“Wade, if you could talk to your younger self, what would that sound like?”
“A letter to my younger self? Yeah. Hmm. First off, I’d tell myself to read more. My youth, my experience, was not singular. Hardly anyone’s is, but we all think it is. When I first read James Baldwin, it was a light bulb exploding in my brain. Giovanni’s Room was the book that changed everything. I became obsessed with Baldwin. He explained my experience.
“I’d tell myself to think about my possibilities more. A wisher, not a dreamer. Life doesn’t just happen. You can make it happen, but I didn’t get that. I wish I had known that the story of the white men who created this country was not my story. I wish I had known that I had more choices than I did. But the few choices I did make, well, they turned out okay.
“I do wish I had known one person I could have trusted to share my ‘gay.’ Just one. I was so much in my head for so long. If I could have shared that with one person, even before I was officially ‘out,’ that would’ve made an incredible difference. To get out of your head at least once. Keeping that in, it just crushes you. To know some comfort, some acceptance. That would’ve made all the difference.

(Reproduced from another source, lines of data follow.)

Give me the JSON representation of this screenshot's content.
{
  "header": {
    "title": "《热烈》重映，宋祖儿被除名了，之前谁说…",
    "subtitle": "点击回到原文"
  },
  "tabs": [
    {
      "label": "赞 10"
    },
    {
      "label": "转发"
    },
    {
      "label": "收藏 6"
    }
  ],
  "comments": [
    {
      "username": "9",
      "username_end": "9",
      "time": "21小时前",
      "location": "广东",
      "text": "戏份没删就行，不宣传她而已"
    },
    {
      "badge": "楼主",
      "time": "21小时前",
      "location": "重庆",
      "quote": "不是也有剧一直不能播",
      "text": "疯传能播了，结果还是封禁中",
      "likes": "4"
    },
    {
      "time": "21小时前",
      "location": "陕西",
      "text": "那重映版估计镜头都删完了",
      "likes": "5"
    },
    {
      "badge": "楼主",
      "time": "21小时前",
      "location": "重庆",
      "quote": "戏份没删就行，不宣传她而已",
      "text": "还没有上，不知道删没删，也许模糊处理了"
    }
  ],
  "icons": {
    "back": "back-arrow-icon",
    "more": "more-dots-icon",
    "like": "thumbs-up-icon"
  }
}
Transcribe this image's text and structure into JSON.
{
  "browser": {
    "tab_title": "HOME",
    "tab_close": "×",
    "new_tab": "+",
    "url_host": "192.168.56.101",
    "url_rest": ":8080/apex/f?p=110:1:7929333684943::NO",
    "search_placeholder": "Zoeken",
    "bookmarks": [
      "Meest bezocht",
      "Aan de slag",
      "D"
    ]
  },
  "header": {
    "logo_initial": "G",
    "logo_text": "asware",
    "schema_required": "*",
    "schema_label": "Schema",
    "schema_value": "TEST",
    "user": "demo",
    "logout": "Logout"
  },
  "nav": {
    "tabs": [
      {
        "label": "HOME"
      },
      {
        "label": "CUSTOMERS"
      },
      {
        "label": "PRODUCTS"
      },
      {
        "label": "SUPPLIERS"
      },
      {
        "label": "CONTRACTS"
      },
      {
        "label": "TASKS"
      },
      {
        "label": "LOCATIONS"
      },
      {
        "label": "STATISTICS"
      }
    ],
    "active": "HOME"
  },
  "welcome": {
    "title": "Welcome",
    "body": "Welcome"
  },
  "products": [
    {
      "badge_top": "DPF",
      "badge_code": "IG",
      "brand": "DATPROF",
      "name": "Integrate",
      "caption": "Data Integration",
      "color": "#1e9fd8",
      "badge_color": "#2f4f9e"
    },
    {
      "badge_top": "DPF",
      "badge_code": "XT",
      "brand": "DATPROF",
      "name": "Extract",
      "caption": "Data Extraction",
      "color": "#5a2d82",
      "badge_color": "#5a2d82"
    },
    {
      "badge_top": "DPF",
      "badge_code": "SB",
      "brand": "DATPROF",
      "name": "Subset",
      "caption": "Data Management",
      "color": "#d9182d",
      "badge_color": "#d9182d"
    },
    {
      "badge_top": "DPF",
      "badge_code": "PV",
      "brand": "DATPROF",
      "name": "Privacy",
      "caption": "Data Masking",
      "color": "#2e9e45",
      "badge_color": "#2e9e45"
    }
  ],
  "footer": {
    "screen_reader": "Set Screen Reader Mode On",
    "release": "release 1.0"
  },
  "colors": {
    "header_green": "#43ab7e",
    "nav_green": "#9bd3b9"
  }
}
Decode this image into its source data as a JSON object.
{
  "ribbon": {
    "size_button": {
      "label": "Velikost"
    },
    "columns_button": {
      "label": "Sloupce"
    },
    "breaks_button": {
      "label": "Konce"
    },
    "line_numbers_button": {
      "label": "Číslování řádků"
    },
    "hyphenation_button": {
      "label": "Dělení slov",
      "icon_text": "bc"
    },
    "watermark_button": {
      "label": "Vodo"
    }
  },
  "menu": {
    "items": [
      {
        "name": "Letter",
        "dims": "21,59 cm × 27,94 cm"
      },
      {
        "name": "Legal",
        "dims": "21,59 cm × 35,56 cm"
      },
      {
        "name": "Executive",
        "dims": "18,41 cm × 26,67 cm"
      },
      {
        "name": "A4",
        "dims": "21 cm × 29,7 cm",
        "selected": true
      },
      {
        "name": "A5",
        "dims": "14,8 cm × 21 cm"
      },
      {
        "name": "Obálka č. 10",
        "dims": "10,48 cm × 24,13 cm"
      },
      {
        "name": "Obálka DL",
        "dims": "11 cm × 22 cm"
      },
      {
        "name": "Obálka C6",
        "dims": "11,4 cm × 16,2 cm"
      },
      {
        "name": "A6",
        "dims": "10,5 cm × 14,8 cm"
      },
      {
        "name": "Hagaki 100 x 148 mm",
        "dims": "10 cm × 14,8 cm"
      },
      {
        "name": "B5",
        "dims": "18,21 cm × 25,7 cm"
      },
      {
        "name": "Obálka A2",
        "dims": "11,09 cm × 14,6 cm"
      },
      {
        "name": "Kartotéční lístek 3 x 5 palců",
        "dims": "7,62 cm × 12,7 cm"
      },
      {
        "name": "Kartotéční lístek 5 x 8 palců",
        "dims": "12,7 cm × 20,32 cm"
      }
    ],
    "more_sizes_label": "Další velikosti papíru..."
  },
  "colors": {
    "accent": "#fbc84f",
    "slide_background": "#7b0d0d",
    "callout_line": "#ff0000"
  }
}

Saved me a lot of pain.
“There’s a Baldwin quote I love, ‘Silence is not just criminal, but suicidal.’ I know you write about men and suicide. Isn’t so much of that linked to loneliness? Overwhelming, crushing loneliness. Everyone in the LGBTQ community who is in the closet fights that demon, that exact demon…we suffer in silence. ‘Silence is not just criminal, but suicidal.’ It explains a lot.”
“If I could do one thing with my life, I want to get heterosexual men and LGBTQ folks together, so they can share what it’s like to suffer in silence, to taste each other’s pain. I do that, I’ve done something with my life. We need to break that cycle.”
In closing, I asked Wade for guidance – “What one thing can the everyday guy do to stand with women?”
“The everyday guy can interrogate the ways that he allows his friends and the people around him to talk disparagingly about women and girls. He can commit himself to speaking up when that happens. Don’t be a bystander. Don’t assume you have no power. That’s what the everyday guy can do.”